*** Recorded data

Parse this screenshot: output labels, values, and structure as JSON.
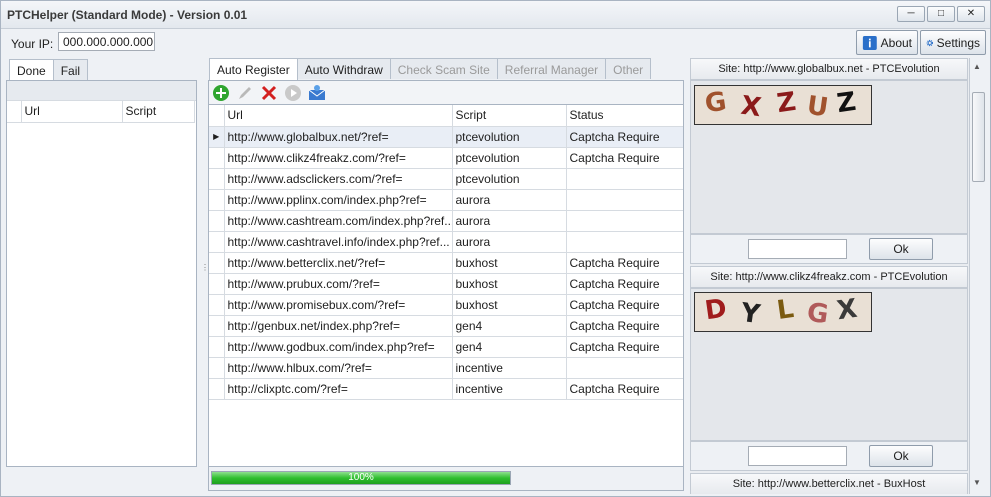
{
  "window": {
    "title": "PTCHelper (Standard Mode) - Version 0.01"
  },
  "header": {
    "ip_label": "Your IP:",
    "ip_value": "000.000.000.000",
    "about_label": "About",
    "settings_label": "Settings"
  },
  "left": {
    "tabs": [
      "Done",
      "Fail"
    ],
    "columns": [
      "Url",
      "Script"
    ]
  },
  "center": {
    "tabs": [
      "Auto Register",
      "Auto Withdraw",
      "Check Scam Site",
      "Referral Manager",
      "Other"
    ],
    "columns": [
      "Url",
      "Script",
      "Status"
    ],
    "rows": [
      {
        "url": "http://www.globalbux.net/?ref=",
        "script": "ptcevolution",
        "status": "Captcha Require"
      },
      {
        "url": "http://www.clikz4freakz.com/?ref=",
        "script": "ptcevolution",
        "status": "Captcha Require"
      },
      {
        "url": "http://www.adsclickers.com/?ref=",
        "script": "ptcevolution",
        "status": ""
      },
      {
        "url": "http://www.pplinx.com/index.php?ref=",
        "script": "aurora",
        "status": ""
      },
      {
        "url": "http://www.cashtream.com/index.php?ref...",
        "script": "aurora",
        "status": ""
      },
      {
        "url": "http://www.cashtravel.info/index.php?ref...",
        "script": "aurora",
        "status": ""
      },
      {
        "url": "http://www.betterclix.net/?ref=",
        "script": "buxhost",
        "status": "Captcha Require"
      },
      {
        "url": "http://www.prubux.com/?ref=",
        "script": "buxhost",
        "status": "Captcha Require"
      },
      {
        "url": "http://www.promisebux.com/?ref=",
        "script": "buxhost",
        "status": "Captcha Require"
      },
      {
        "url": "http://genbux.net/index.php?ref=",
        "script": "gen4",
        "status": "Captcha Require"
      },
      {
        "url": "http://www.godbux.com/index.php?ref=",
        "script": "gen4",
        "status": "Captcha Require"
      },
      {
        "url": "http://www.hlbux.com/?ref=",
        "script": "incentive",
        "status": ""
      },
      {
        "url": "http://clixptc.com/?ref=",
        "script": "incentive",
        "status": "Captcha Require"
      }
    ],
    "progress": {
      "value": 1.0,
      "label": "100%"
    }
  },
  "right": {
    "captchas": [
      {
        "site": "Site: http://www.globalbux.net - PTCEvolution",
        "chars": [
          "G",
          "X",
          "Z",
          "U",
          "Z"
        ],
        "colors": [
          "#a0522d",
          "#8b1a1a",
          "#8b1a1a",
          "#a0522d",
          "#111111"
        ],
        "ok": "Ok"
      },
      {
        "site": "Site: http://www.clikz4freakz.com - PTCEvolution",
        "chars": [
          "D",
          "Y",
          "L",
          "G",
          "X"
        ],
        "colors": [
          "#a01c1c",
          "#222222",
          "#7a5a10",
          "#b05a5a",
          "#3a3a3a"
        ],
        "ok": "Ok"
      }
    ],
    "partial_site": "Site: http://www.betterclix.net - BuxHost"
  }
}
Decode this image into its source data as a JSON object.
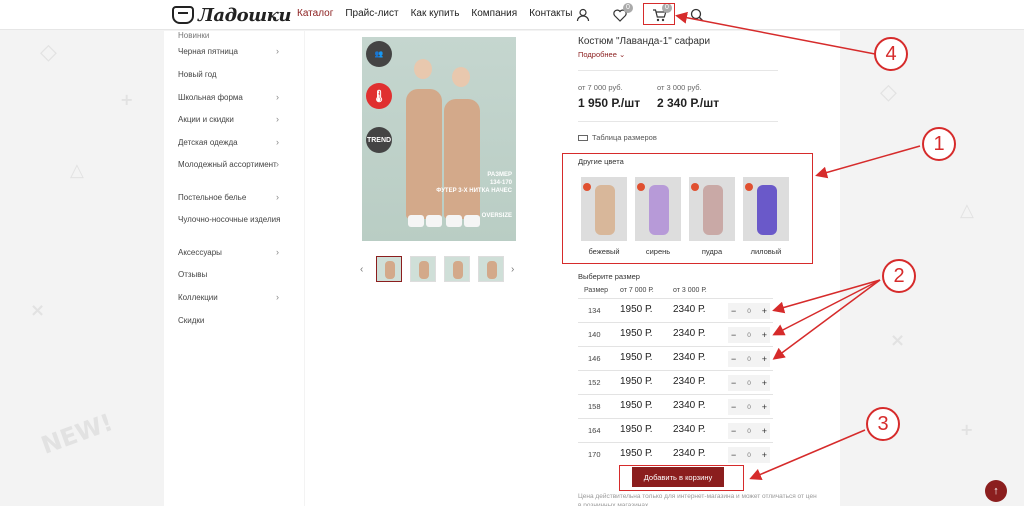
{
  "header": {
    "logo_text": "Ладошки",
    "nav": [
      "Каталог",
      "Прайс-лист",
      "Как купить",
      "Компания",
      "Контакты"
    ],
    "wishlist_count": "0",
    "cart_count": "0"
  },
  "sidebar": {
    "cut_item": "Новинки",
    "items": [
      {
        "label": "Черная пятница",
        "has_children": true
      },
      {
        "label": "Новый год",
        "has_children": false
      },
      {
        "label": "Школьная форма",
        "has_children": true
      },
      {
        "label": "Акции и скидки",
        "has_children": true
      },
      {
        "label": "Детская одежда",
        "has_children": true
      },
      {
        "label": "Молодежный ассортимент",
        "has_children": true
      },
      {
        "label": "Постельное белье",
        "has_children": true
      },
      {
        "label": "Чулочно-носочные изделия",
        "has_children": true
      },
      {
        "label": "Аксессуары",
        "has_children": true
      },
      {
        "label": "Отзывы",
        "has_children": false
      },
      {
        "label": "Коллекции",
        "has_children": true
      },
      {
        "label": "Скидки",
        "has_children": false
      }
    ]
  },
  "product": {
    "title": "Костюм \"Лаванда-1\" сафари",
    "more_link": "Подробнее",
    "price_caption_1": "от 7 000 руб.",
    "price_caption_2": "от 3 000 руб.",
    "price_1": "1 950 Р./шт",
    "price_2": "2 340 Р./шт",
    "sizes_table_link": "Таблица размеров",
    "image_badges": {
      "trend": "TREND",
      "size": "РАЗМЕР",
      "size_range": "134-170",
      "material": "ФУТЕР 3-Х НИТКА НАЧЕС",
      "oversize": "OVERSIZE"
    }
  },
  "colors": {
    "title": "Другие цвета",
    "items": [
      {
        "label": "бежевый",
        "color": "#d8b79a"
      },
      {
        "label": "сирень",
        "color": "#b79ad8"
      },
      {
        "label": "пудра",
        "color": "#c9a9a6"
      },
      {
        "label": "лиловый",
        "color": "#6a59c9"
      }
    ]
  },
  "sizes": {
    "title": "Выберите размер",
    "headers": [
      "Размер",
      "от 7 000 Р.",
      "от 3 000 Р."
    ],
    "rows": [
      {
        "size": "134",
        "p1": "1950 Р.",
        "p2": "2340 Р.",
        "qty": "0"
      },
      {
        "size": "140",
        "p1": "1950 Р.",
        "p2": "2340 Р.",
        "qty": "0"
      },
      {
        "size": "146",
        "p1": "1950 Р.",
        "p2": "2340 Р.",
        "qty": "0"
      },
      {
        "size": "152",
        "p1": "1950 Р.",
        "p2": "2340 Р.",
        "qty": "0"
      },
      {
        "size": "158",
        "p1": "1950 Р.",
        "p2": "2340 Р.",
        "qty": "0"
      },
      {
        "size": "164",
        "p1": "1950 Р.",
        "p2": "2340 Р.",
        "qty": "0"
      },
      {
        "size": "170",
        "p1": "1950 Р.",
        "p2": "2340 Р.",
        "qty": "0"
      }
    ],
    "minus": "−",
    "plus": "+"
  },
  "cta": {
    "add_to_cart": "Добавить в корзину",
    "note": "Цена действительна только для интернет-магазина и может отличаться от цен в розничных магазинах"
  },
  "annotations": [
    "1",
    "2",
    "3",
    "4"
  ],
  "accent": "#8b1e1e",
  "annotation_color": "#d62b2b"
}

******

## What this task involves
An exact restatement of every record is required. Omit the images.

## Written response
Parse this screenshot: output labels, values, and structure as JSON.
{
  "window": {
    "title": "PTCHelper (Standard Mode) - Version 0.01"
  },
  "header": {
    "ip_label": "Your IP:",
    "ip_value": "000.000.000.000",
    "about_label": "About",
    "settings_label": "Settings"
  },
  "left": {
    "tabs": [
      "Done",
      "Fail"
    ],
    "columns": [
      "Url",
      "Script"
    ]
  },
  "center": {
    "tabs": [
      "Auto Register",
      "Auto Withdraw",
      "Check Scam Site",
      "Referral Manager",
      "Other"
    ],
    "columns": [
      "Url",
      "Script",
      "Status"
    ],
    "rows": [
      {
        "url": "http://www.globalbux.net/?ref=",
        "script": "ptcevolution",
        "status": "Captcha Require"
      },
      {
        "url": "http://www.clikz4freakz.com/?ref=",
        "script": "ptcevolution",
        "status": "Captcha Require"
      },
      {
        "url": "http://www.adsclickers.com/?ref=",
        "script": "ptcevolution",
        "status": ""
      },
      {
        "url": "http://www.pplinx.com/index.php?ref=",
        "script": "aurora",
        "status": ""
      },
      {
        "url": "http://www.cashtream.com/index.php?ref...",
        "script": "aurora",
        "status": ""
      },
      {
        "url": "http://www.cashtravel.info/index.php?ref...",
        "script": "aurora",
        "status": ""
      },
      {
        "url": "http://www.betterclix.net/?ref=",
        "script": "buxhost",
        "status": "Captcha Require"
      },
      {
        "url": "http://www.prubux.com/?ref=",
        "script": "buxhost",
        "status": "Captcha Require"
      },
      {
        "url": "http://www.promisebux.com/?ref=",
        "script": "buxhost",
        "status": "Captcha Require"
      },
      {
        "url": "http://genbux.net/index.php?ref=",
        "script": "gen4",
        "status": "Captcha Require"
      },
      {
        "url": "http://www.godbux.com/index.php?ref=",
        "script": "gen4",
        "status": "Captcha Require"
      },
      {
        "url": "http://www.hlbux.com/?ref=",
        "script": "incentive",
        "status": ""
      },
      {
        "url": "http://clixptc.com/?ref=",
        "script": "incentive",
        "status": "Captcha Require"
      }
    ],
    "progress": {
      "value": 1.0,
      "label": "100%"
    }
  },
  "right": {
    "captchas": [
      {
        "site": "Site: http://www.globalbux.net - PTCEvolution",
        "chars": [
          "G",
          "X",
          "Z",
          "U",
          "Z"
        ],
        "colors": [
          "#a0522d",
          "#8b1a1a",
          "#8b1a1a",
          "#a0522d",
          "#111111"
        ],
        "ok": "Ok"
      },
      {
        "site": "Site: http://www.clikz4freakz.com - PTCEvolution",
        "chars": [
          "D",
          "Y",
          "L",
          "G",
          "X"
        ],
        "colors": [
          "#a01c1c",
          "#222222",
          "#7a5a10",
          "#b05a5a",
          "#3a3a3a"
        ],
        "ok": "Ok"
      }
    ],
    "partial_site": "Site: http://www.betterclix.net - BuxHost"
  }
}
Decode this image into its source data as a JSON object.
{
  "header": {
    "logo_text": "Ладошки",
    "nav": [
      "Каталог",
      "Прайс-лист",
      "Как купить",
      "Компания",
      "Контакты"
    ],
    "wishlist_count": "0",
    "cart_count": "0"
  },
  "sidebar": {
    "cut_item": "Новинки",
    "items": [
      {
        "label": "Черная пятница",
        "has_children": true
      },
      {
        "label": "Новый год",
        "has_children": false
      },
      {
        "label": "Школьная форма",
        "has_children": true
      },
      {
        "label": "Акции и скидки",
        "has_children": true
      },
      {
        "label": "Детская одежда",
        "has_children": true
      },
      {
        "label": "Молодежный ассортимент",
        "has_children": true
      },
      {
        "label": "Постельное белье",
        "has_children": true
      },
      {
        "label": "Чулочно-носочные изделия",
        "has_children": true
      },
      {
        "label": "Аксессуары",
        "has_children": true
      },
      {
        "label": "Отзывы",
        "has_children": false
      },
      {
        "label": "Коллекции",
        "has_children": true
      },
      {
        "label": "Скидки",
        "has_children": false
      }
    ]
  },
  "product": {
    "title": "Костюм \"Лаванда-1\" сафари",
    "more_link": "Подробнее",
    "price_caption_1": "от 7 000 руб.",
    "price_caption_2": "от 3 000 руб.",
    "price_1": "1 950 Р./шт",
    "price_2": "2 340 Р./шт",
    "sizes_table_link": "Таблица размеров",
    "image_badges": {
      "trend": "TREND",
      "size": "РАЗМЕР",
      "size_range": "134-170",
      "material": "ФУТЕР 3-Х НИТКА НАЧЕС",
      "oversize": "OVERSIZE"
    }
  },
  "colors": {
    "title": "Другие цвета",
    "items": [
      {
        "label": "бежевый",
        "color": "#d8b79a"
      },
      {
        "label": "сирень",
        "color": "#b79ad8"
      },
      {
        "label": "пудра",
        "color": "#c9a9a6"
      },
      {
        "label": "лиловый",
        "color": "#6a59c9"
      }
    ]
  },
  "sizes": {
    "title": "Выберите размер",
    "headers": [
      "Размер",
      "от 7 000 Р.",
      "от 3 000 Р."
    ],
    "rows": [
      {
        "size": "134",
        "p1": "1950 Р.",
        "p2": "2340 Р.",
        "qty": "0"
      },
      {
        "size": "140",
        "p1": "1950 Р.",
        "p2": "2340 Р.",
        "qty": "0"
      },
      {
        "size": "146",
        "p1": "1950 Р.",
        "p2": "2340 Р.",
        "qty": "0"
      },
      {
        "size": "152",
        "p1": "1950 Р.",
        "p2": "2340 Р.",
        "qty": "0"
      },
      {
        "size": "158",
        "p1": "1950 Р.",
        "p2": "2340 Р.",
        "qty": "0"
      },
      {
        "size": "164",
        "p1": "1950 Р.",
        "p2": "2340 Р.",
        "qty": "0"
      },
      {
        "size": "170",
        "p1": "1950 Р.",
        "p2": "2340 Р.",
        "qty": "0"
      }
    ],
    "minus": "−",
    "plus": "+"
  },
  "cta": {
    "add_to_cart": "Добавить в корзину",
    "note": "Цена действительна только для интернет-магазина и может отличаться от цен в розничных магазинах"
  },
  "annotations": [
    "1",
    "2",
    "3",
    "4"
  ],
  "accent": "#8b1e1e",
  "annotation_color": "#d62b2b"
}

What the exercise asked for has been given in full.